Galloo Island Lighthouse
The first American lighthouse built on Lake Ontario

          Within the town of Hounsfield are Galloo and Little Galloo Islands (early on spelled Galloup, more recently spelled Galoo), comprised of 2,216.2 and 48.8 acres respectively. The islands mark the outer edge of a group of islands and shoals that guard the entrance to Sackets Harbor and the St. Lawrence River.

          The Galloo islands, along with Stony and Calf islands, were patented by the state to Elisha Camp on 15 February 1823, and were thereupon annexed for jurisdictional purposes to the Town of Hounsfield. However, by an act of the legislature, passed 21 April 1818, the jurisdiction of a large portion of Galloo Island was ceded to the United States for the purpose of a lighthouse.

          The island's first light was established in 1820. The present lighthouse was erected in 1867. The conical stone tower is 55 feet high with an attached 1 1/2 story keeper's dwelling. Both are built of gray limestone quarried on the island. A square, iron oil house and steam fog signal house stand nearby.

          The light was automated in 1963; it was added to the National Register of Historic Places on 8 April 1983. As shown in the following article, it was the first lighthouse erected on Lake Ontario:

Galloo Light House
Oswego Palladium, Thurs., Oct. 5, 1820
From the Sackets Harbor Gazette

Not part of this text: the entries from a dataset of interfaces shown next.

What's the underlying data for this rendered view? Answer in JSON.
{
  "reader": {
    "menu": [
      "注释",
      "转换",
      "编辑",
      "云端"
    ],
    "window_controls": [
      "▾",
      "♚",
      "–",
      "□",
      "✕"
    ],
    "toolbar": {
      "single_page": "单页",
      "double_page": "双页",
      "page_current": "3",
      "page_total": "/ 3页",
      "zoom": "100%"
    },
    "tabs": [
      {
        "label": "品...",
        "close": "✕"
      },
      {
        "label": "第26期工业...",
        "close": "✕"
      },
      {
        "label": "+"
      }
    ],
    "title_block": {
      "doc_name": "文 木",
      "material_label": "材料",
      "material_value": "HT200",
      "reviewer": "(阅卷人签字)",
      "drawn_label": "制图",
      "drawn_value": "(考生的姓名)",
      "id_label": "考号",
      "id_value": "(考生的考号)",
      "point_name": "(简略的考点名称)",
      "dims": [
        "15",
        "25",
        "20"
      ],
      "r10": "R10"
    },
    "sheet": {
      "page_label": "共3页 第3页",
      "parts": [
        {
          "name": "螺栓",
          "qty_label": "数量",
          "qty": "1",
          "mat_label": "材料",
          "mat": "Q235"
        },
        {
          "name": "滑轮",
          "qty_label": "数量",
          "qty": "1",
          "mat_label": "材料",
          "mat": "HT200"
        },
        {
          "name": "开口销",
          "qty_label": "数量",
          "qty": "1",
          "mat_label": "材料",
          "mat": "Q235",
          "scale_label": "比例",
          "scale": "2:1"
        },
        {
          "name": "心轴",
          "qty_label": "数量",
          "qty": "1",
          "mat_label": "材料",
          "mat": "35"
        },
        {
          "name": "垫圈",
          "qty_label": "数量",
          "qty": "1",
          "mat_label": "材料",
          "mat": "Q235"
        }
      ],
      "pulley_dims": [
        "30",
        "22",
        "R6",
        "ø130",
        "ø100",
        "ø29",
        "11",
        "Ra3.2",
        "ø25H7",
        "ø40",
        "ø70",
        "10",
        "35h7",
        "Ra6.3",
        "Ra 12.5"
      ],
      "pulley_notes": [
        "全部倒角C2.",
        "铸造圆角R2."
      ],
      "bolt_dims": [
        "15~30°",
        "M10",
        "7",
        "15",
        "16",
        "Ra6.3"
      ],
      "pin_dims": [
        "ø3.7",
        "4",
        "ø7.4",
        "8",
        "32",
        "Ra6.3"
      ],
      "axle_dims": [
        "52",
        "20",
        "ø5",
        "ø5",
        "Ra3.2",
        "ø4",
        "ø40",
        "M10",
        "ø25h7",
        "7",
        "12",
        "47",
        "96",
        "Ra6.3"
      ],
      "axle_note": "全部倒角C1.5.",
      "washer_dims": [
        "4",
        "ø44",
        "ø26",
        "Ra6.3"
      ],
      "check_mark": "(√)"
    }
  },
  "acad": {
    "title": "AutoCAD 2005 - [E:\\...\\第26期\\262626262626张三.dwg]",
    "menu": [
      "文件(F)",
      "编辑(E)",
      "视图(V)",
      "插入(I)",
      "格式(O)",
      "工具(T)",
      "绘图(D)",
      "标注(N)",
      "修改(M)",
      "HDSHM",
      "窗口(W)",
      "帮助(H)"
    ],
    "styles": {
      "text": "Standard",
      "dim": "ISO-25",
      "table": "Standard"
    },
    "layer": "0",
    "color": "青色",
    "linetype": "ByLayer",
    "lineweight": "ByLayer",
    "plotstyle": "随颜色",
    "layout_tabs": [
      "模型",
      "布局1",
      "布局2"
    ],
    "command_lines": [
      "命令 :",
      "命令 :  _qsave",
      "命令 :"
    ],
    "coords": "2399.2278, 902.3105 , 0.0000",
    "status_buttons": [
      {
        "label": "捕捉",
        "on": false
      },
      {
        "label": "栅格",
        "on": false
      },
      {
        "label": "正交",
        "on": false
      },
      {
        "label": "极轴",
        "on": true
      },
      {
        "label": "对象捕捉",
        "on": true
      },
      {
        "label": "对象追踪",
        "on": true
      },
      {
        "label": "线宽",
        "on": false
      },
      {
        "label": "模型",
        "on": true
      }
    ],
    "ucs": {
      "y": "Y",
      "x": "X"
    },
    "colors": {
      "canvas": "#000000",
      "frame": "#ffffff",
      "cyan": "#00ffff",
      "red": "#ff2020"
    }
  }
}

          On the night of the 4th inst. the Light House recently erected on the south west point of the Galloo Island, about 16 miles from this place, was for the first time lighted. We are indebted to the politeness of J.M. Canfield, Esq. Collector of this port, for the following description:

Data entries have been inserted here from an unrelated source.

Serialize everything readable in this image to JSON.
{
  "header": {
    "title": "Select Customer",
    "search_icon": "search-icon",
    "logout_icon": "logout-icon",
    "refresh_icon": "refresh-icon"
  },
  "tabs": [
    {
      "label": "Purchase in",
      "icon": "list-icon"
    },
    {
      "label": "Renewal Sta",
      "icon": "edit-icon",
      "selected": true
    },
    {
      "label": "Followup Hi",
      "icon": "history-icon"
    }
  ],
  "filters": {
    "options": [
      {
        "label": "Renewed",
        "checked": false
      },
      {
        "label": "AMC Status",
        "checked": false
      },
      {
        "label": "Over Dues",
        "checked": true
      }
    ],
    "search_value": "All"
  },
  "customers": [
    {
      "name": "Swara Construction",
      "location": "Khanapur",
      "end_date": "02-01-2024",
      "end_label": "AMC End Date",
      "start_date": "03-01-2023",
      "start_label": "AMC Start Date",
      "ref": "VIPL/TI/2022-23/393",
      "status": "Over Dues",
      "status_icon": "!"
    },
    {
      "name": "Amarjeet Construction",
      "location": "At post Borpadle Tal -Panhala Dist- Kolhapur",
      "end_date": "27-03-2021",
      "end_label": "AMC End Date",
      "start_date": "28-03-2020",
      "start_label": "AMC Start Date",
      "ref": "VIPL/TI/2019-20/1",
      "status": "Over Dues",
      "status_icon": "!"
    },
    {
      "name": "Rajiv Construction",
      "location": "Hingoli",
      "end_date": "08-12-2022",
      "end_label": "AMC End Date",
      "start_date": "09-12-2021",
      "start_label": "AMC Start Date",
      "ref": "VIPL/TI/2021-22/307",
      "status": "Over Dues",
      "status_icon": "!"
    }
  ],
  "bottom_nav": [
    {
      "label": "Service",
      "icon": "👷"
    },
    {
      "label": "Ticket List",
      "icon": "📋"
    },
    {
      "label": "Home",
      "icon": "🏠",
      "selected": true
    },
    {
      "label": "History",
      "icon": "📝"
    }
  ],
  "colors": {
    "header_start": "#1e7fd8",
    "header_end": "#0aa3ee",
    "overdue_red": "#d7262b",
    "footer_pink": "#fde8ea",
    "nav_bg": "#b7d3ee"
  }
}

          The base of the building is four feet above the surface of the water, and is 26 feet in diameter, uniformly graduated to one half of its diameter at the summit height of 65 feet. The building is of stone. The lantern is an octagon, containing 21 lights of 14 by 12 glass. Within are 15 patent lamps with reflectors, 2 feet apart, placed in two circles; giving an elevation to the light of 66 feet above the water's surface, and at the distance of 5 miles, gives athe appearance of an entire globe of light. The light is distinctly visible at a distance of 22 miles on the lake. Owing to the timber on the island, the light cannot be discovered from this place, but we understand this timber will soon be removed. This is the first Light House ever erected on this lake.

          Great credit is due to Mr. Ely the contractor for the faithfulness with which the contract has been executed. The selection of the site has been most judiciously made, and the advantages resulting to the commerce of the Lake, particularly of this port must be great. The erection of such works of permanent utility hear honorable testimony of the attention of government to the interests of every portion of the union; and, as a further evidence of this, we would mention the appropriation of $5,000 for the erection of another Light House at Genesee River, of which also Mr. Canfield is superintendent.

          We cannot her forbear the expression of a wish that an end may be put to the infamous practice of violating the revenue laws - the turplitude of which is greatly enhanced by the consideration that it robs the government of the means by which such establishments as tend in an eminent degree to the safe navigation of the lake, are erected and supported. The coercion and penalties of laws have always been found inadequate to supress this evil: the only remedy is in the public opinion; and for the honor of our citizens on this frontier, we sincerely hope that all persons will unite in giving a tone to public sentiment on this subject, which, (in the language of Mr. Jefferson), will deter even the worthless part of community from pursuing the practice.


Generously donated by Richard Palmer <richardp@dreamscape.com>

          Today Galoo Island is privately owned and the nearby Coast Guard station has been abandoned. The state Department of Environmental Conservation owns 25 acres surrounding the former light station. Nearly all the rest of the island, some 1937 acres, was purchased at auction in August 1999 by PRK Holdings Group of Syracuse, making it the second largest private island in the United States.

          The limestone tower and a 1-1/2 story limestone keeper's quarters went on auction on 27 September 2000. The brick fog signal building, and the cast iron oil house were not included in the sale. Bidding started at $50,000 and was administered by the U.S. General Services Administration Office of Surplus Property in Boston, Massachusetts.

          The successful bidder was Cara C. Dibnah of Vallejo, California; her current plans are to restore and renovate the buildings according to conditions and guidelines set forth by the New York State Historic Preservation Office.

>>> See a List of Former Keepers of Galloo Light <<<
compliments of Thomas Tag at Great Lakes Lighthouse Research
>>> See the 1883 autograph book of Rena Johnson <<<
daughter of F. Byron Johnson, keeper from 1876 to 1906

See also these sources for more information . . .

Mark A. Wentling, 2000-2004